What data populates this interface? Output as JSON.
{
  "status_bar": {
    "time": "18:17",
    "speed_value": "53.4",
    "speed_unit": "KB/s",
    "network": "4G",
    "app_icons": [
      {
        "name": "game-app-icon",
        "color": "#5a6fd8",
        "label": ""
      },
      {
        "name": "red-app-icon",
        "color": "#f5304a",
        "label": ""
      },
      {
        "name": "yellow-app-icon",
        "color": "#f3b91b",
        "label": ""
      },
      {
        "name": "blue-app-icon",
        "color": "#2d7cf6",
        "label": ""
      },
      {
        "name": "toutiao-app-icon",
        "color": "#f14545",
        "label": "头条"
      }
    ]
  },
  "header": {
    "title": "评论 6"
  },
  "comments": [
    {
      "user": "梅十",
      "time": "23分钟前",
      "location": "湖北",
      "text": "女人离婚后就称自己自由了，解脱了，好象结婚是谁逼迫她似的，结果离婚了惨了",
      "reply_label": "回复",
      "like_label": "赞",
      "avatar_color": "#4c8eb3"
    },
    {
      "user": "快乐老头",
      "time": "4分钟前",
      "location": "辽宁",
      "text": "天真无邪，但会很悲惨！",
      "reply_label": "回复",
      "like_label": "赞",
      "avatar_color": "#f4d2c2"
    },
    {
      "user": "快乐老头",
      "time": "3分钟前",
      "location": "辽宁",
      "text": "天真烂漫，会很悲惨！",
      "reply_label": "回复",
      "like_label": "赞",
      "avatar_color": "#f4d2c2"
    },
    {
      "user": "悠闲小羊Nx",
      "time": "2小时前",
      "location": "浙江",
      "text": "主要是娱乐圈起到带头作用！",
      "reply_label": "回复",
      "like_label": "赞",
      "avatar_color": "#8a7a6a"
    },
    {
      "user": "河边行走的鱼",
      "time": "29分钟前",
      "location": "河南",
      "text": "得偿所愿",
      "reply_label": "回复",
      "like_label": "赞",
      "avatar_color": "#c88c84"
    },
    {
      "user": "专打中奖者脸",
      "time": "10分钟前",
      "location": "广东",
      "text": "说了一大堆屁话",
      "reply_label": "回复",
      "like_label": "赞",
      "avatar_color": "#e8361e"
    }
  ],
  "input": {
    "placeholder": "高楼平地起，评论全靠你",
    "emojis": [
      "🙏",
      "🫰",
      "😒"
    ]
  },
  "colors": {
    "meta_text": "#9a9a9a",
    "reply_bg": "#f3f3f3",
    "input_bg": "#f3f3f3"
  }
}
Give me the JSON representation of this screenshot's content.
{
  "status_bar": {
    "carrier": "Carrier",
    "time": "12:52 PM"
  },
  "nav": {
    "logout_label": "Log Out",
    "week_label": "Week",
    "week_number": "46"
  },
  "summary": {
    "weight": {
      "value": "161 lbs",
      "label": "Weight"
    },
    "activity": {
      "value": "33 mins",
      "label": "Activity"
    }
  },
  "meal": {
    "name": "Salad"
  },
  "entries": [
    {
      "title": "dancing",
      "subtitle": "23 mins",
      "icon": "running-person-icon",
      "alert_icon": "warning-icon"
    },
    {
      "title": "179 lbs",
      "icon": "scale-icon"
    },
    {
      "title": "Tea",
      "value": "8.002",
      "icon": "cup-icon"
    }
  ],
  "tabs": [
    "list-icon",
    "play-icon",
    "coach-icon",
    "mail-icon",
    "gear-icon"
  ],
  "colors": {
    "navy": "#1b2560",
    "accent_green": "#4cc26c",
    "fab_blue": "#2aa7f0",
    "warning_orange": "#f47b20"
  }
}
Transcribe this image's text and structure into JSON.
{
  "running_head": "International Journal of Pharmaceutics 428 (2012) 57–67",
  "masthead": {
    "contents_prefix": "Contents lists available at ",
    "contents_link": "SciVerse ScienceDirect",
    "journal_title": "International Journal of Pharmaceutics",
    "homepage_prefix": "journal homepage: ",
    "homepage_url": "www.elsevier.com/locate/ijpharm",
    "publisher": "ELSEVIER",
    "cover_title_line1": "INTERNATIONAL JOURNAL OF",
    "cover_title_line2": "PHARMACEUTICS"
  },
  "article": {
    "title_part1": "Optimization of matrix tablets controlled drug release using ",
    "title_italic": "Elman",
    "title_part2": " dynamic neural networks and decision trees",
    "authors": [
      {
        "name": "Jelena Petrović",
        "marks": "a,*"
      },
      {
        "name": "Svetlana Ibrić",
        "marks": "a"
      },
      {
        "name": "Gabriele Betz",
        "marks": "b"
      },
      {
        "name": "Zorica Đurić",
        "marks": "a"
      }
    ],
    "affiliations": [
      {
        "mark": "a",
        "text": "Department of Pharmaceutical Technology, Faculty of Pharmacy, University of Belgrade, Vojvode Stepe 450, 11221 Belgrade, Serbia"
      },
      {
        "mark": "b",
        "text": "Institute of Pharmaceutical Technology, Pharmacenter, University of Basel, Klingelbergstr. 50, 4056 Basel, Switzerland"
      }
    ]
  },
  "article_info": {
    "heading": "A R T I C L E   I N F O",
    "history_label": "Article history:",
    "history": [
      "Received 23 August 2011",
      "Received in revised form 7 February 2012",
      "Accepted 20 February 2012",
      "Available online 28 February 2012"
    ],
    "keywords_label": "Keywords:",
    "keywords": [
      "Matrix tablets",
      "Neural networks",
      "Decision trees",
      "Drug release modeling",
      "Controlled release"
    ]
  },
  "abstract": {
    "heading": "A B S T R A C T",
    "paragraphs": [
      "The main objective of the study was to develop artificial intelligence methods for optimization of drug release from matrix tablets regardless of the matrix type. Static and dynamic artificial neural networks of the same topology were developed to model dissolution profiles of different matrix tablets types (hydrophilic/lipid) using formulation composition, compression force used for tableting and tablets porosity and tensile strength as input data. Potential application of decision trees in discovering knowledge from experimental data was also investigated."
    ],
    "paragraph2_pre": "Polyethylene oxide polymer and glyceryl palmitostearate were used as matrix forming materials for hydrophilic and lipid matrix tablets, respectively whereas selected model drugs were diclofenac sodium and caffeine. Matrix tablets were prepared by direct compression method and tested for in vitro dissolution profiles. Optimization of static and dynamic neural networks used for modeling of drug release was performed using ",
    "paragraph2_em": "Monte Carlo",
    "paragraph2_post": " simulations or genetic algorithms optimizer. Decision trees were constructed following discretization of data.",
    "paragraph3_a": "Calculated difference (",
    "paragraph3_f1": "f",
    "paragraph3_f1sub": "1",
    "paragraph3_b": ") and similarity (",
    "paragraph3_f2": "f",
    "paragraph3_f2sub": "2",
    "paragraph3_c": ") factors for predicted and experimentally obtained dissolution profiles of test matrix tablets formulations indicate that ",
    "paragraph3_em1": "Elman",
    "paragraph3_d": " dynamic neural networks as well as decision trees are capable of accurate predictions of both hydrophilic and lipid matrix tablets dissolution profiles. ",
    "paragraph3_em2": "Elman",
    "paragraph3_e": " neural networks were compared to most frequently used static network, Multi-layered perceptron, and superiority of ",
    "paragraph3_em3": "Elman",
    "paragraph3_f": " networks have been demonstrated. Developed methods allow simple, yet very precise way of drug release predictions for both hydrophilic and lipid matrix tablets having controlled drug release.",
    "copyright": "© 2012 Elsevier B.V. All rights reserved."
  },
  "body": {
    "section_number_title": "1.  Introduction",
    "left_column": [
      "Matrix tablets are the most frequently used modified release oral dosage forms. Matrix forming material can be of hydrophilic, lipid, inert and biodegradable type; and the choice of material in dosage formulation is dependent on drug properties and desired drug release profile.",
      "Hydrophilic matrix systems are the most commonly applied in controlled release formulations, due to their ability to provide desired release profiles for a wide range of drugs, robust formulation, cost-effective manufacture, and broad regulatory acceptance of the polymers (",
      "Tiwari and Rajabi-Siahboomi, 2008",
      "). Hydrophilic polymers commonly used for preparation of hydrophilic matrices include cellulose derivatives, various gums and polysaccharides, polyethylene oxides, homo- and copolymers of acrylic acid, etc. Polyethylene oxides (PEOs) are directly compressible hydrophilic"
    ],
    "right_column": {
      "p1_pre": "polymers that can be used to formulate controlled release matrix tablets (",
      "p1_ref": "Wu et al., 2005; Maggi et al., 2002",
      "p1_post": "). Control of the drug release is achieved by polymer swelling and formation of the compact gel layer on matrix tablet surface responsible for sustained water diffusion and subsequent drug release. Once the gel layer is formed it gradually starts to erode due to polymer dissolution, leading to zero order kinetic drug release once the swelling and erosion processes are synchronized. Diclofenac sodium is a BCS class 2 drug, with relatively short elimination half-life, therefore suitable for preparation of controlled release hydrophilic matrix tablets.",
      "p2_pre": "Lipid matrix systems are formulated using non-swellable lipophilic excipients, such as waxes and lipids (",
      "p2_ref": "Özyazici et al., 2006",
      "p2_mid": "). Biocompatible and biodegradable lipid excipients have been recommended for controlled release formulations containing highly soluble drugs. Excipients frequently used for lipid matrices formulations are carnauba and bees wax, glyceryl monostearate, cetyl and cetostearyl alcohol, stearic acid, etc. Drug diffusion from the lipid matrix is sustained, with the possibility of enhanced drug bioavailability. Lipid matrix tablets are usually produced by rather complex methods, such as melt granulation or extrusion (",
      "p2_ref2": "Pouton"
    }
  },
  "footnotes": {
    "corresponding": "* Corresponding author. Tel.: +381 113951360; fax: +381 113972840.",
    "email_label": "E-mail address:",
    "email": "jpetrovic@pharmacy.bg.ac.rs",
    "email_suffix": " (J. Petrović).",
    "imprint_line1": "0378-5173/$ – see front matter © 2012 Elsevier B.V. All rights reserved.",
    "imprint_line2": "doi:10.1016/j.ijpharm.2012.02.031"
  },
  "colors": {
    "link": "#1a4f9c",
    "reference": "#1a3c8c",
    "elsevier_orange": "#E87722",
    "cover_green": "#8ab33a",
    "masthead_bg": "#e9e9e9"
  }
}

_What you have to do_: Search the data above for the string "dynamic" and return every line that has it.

_Task result_:
    "title_part2": " dynamic neural networks and decision trees",
      "The main objective of the study was to develop artificial intelligence methods for optimization of drug release from matrix tablets regardless of the matrix type. Static and dynamic artificial neural networks of the same topology were developed to model dissolution profiles of different matrix tablets types (hydrophilic/lipid) using formulation composition, compression force used for tableting and tablets porosity and tensile strength as input data. Potential application of decision trees in discovering knowledge from experimental data was also investigated."
    "paragraph2_pre": "Polyethylene oxide polymer and glyceryl palmitostearate were used as matrix forming materials for hydrophilic and lipid matrix tablets, respectively whereas selected model drugs were diclofenac sodium and caffeine. Matrix tablets were prepared by direct compression method and tested for in vitro dissolution profiles. Optimization of static and dynamic neural networks used for modeling of drug release was performed using ",
    "paragraph3_d": " dynamic neural networks as well as decision trees are capable of accurate predictions of both hydrophilic and lipid matrix tablets dissolution profiles. ",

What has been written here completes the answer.